▶ _Task goal_:
The answer should be each line of the records that contains the word "chevron"; please copy them all.

▶ _Records shown_:
= = = = = = =

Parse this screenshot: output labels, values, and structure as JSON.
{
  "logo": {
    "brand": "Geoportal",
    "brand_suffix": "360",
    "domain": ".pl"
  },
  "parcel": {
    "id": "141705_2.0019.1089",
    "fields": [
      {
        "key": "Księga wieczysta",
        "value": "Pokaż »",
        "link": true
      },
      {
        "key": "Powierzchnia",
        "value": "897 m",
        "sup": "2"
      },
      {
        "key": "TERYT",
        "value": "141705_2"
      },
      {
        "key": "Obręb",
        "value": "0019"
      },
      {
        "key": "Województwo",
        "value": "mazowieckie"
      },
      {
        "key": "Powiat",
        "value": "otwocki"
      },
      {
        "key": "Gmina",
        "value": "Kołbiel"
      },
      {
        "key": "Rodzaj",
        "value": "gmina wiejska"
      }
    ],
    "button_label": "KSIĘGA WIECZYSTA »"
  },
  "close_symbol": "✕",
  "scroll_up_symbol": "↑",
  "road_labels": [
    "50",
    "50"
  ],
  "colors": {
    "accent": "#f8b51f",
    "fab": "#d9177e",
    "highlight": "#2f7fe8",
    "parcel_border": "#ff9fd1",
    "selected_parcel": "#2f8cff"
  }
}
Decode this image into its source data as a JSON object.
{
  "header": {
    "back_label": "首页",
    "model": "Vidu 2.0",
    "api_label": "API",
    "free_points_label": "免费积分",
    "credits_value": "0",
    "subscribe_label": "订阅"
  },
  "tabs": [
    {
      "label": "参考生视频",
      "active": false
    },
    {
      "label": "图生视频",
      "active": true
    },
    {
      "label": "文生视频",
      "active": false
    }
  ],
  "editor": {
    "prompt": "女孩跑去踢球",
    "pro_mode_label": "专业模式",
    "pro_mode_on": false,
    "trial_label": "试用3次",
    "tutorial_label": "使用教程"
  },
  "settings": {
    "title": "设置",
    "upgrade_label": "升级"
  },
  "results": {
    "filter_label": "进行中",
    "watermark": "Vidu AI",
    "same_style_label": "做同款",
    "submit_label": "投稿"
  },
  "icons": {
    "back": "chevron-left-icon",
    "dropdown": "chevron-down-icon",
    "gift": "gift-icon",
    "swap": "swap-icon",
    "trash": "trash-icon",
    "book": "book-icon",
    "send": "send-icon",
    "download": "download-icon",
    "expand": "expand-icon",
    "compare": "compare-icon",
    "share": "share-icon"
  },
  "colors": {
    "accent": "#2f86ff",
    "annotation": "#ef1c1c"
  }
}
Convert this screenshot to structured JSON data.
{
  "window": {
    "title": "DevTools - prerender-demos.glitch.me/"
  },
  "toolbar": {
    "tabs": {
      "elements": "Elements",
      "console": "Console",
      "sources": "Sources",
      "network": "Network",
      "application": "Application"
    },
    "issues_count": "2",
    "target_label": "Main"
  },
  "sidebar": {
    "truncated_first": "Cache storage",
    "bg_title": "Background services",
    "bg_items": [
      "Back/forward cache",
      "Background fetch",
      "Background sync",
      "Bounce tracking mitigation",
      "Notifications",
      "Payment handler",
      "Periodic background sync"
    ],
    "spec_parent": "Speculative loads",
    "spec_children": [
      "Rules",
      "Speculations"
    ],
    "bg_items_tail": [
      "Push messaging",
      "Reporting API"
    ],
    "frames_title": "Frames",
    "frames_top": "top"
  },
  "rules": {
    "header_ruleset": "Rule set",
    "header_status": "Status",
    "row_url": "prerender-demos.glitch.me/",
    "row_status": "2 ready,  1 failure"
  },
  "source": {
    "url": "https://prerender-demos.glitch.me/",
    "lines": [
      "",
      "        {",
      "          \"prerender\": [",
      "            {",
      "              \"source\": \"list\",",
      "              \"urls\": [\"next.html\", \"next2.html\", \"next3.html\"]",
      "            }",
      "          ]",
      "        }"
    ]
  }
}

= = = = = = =

▶ _Response to the exercise_:
    "back": "chevron-left-icon",
    "dropdown": "chevron-down-icon",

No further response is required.